§ Problem description
What is wanted is every record, duplicated word for word.

------ Entries shown

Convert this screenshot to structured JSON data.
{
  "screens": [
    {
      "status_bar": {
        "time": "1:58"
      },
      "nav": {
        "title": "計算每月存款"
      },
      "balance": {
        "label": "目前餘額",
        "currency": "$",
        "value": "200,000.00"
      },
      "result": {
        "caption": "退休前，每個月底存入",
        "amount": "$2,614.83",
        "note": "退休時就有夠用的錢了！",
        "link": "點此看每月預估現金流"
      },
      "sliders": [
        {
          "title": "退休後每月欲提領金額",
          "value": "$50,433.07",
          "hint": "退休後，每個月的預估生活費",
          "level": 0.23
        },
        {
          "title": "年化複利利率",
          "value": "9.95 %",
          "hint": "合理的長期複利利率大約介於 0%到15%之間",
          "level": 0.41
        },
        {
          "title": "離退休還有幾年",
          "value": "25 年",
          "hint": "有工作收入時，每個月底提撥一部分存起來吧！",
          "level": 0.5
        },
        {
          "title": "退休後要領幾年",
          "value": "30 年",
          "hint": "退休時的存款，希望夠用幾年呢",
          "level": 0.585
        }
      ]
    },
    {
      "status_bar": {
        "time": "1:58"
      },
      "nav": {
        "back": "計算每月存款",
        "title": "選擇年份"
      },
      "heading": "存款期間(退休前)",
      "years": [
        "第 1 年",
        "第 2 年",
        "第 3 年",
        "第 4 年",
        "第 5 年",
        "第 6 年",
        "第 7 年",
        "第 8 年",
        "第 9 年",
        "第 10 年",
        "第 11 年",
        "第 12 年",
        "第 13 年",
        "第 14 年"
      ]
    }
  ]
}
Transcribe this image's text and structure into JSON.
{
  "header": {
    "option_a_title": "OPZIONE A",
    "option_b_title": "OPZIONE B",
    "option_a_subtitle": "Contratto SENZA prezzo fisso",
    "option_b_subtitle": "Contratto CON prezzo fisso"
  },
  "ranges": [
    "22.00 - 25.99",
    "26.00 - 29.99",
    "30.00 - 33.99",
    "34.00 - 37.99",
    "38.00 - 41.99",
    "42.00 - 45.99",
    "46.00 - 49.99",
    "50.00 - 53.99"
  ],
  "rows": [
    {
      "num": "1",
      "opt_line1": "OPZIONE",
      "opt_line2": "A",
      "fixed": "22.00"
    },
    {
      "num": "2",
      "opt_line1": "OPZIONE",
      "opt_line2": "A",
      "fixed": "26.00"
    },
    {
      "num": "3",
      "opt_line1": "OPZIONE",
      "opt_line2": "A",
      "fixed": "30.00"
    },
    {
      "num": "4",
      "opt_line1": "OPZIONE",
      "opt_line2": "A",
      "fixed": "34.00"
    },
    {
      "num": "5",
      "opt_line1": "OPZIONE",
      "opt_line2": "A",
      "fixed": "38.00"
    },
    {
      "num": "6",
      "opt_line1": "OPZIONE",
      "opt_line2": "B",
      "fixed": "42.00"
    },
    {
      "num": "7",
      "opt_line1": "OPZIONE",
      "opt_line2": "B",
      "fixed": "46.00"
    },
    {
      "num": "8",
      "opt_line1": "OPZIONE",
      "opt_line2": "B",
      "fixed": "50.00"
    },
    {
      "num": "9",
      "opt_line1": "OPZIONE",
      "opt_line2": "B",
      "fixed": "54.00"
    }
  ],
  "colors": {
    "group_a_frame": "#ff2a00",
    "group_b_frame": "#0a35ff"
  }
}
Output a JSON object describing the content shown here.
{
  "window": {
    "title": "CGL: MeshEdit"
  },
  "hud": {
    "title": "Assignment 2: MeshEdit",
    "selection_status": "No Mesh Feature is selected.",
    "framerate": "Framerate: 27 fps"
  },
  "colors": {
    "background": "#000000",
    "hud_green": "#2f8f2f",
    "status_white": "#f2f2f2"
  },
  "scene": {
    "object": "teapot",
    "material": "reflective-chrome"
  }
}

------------

§ Solution to this problem
Convert this screenshot to structured JSON data.
{
  "screens": [
    {
      "status_bar": {
        "time": "1:58"
      },
      "nav": {
        "title": "計算每月存款"
      },
      "balance": {
        "label": "目前餘額",
        "currency": "$",
        "value": "200,000.00"
      },
      "result": {
        "caption": "退休前，每個月底存入",
        "amount": "$2,614.83",
        "note": "退休時就有夠用的錢了！",
        "link": "點此看每月預估現金流"
      },
      "sliders": [
        {
          "title": "退休後每月欲提領金額",
          "value": "$50,433.07",
          "hint": "退休後，每個月的預估生活費",
          "level": 0.23
        },
        {
          "title": "年化複利利率",
          "value": "9.95 %",
          "hint": "合理的長期複利利率大約介於 0%到15%之間",
          "level": 0.41
        },
        {
          "title": "離退休還有幾年",
          "value": "25 年",
          "hint": "有工作收入時，每個月底提撥一部分存起來吧！",
          "level": 0.5
        },
        {
          "title": "退休後要領幾年",
          "value": "30 年",
          "hint": "退休時的存款，希望夠用幾年呢",
          "level": 0.585
        }
      ]
    },
    {
      "status_bar": {
        "time": "1:58"
      },
      "nav": {
        "back": "計算每月存款",
        "title": "選擇年份"
      },
      "heading": "存款期間(退休前)",
      "years": [
        "第 1 年",
        "第 2 年",
        "第 3 年",
        "第 4 年",
        "第 5 年",
        "第 6 年",
        "第 7 年",
        "第 8 年",
        "第 9 年",
        "第 10 年",
        "第 11 年",
        "第 12 年",
        "第 13 年",
        "第 14 年"
      ]
    }
  ]
}
Transcribe this image's text and structure into JSON.
{
  "header": {
    "option_a_title": "OPZIONE A",
    "option_b_title": "OPZIONE B",
    "option_a_subtitle": "Contratto SENZA prezzo fisso",
    "option_b_subtitle": "Contratto CON prezzo fisso"
  },
  "ranges": [
    "22.00 - 25.99",
    "26.00 - 29.99",
    "30.00 - 33.99",
    "34.00 - 37.99",
    "38.00 - 41.99",
    "42.00 - 45.99",
    "46.00 - 49.99",
    "50.00 - 53.99"
  ],
  "rows": [
    {
      "num": "1",
      "opt_line1": "OPZIONE",
      "opt_line2": "A",
      "fixed": "22.00"
    },
    {
      "num": "2",
      "opt_line1": "OPZIONE",
      "opt_line2": "A",
      "fixed": "26.00"
    },
    {
      "num": "3",
      "opt_line1": "OPZIONE",
      "opt_line2": "A",
      "fixed": "30.00"
    },
    {
      "num": "4",
      "opt_line1": "OPZIONE",
      "opt_line2": "A",
      "fixed": "34.00"
    },
    {
      "num": "5",
      "opt_line1": "OPZIONE",
      "opt_line2": "A",
      "fixed": "38.00"
    },
    {
      "num": "6",
      "opt_line1": "OPZIONE",
      "opt_line2": "B",
      "fixed": "42.00"
    },
    {
      "num": "7",
      "opt_line1": "OPZIONE",
      "opt_line2": "B",
      "fixed": "46.00"
    },
    {
      "num": "8",
      "opt_line1": "OPZIONE",
      "opt_line2": "B",
      "fixed": "50.00"
    },
    {
      "num": "9",
      "opt_line1": "OPZIONE",
      "opt_line2": "B",
      "fixed": "54.00"
    }
  ],
  "colors": {
    "group_a_frame": "#ff2a00",
    "group_b_frame": "#0a35ff"
  }
}
Output a JSON object describing the content shown here.
{
  "window": {
    "title": "CGL: MeshEdit"
  },
  "hud": {
    "title": "Assignment 2: MeshEdit",
    "selection_status": "No Mesh Feature is selected.",
    "framerate": "Framerate: 27 fps"
  },
  "colors": {
    "background": "#000000",
    "hud_green": "#2f8f2f",
    "status_white": "#f2f2f2"
  },
  "scene": {
    "object": "teapot",
    "material": "reflective-chrome"
  }
}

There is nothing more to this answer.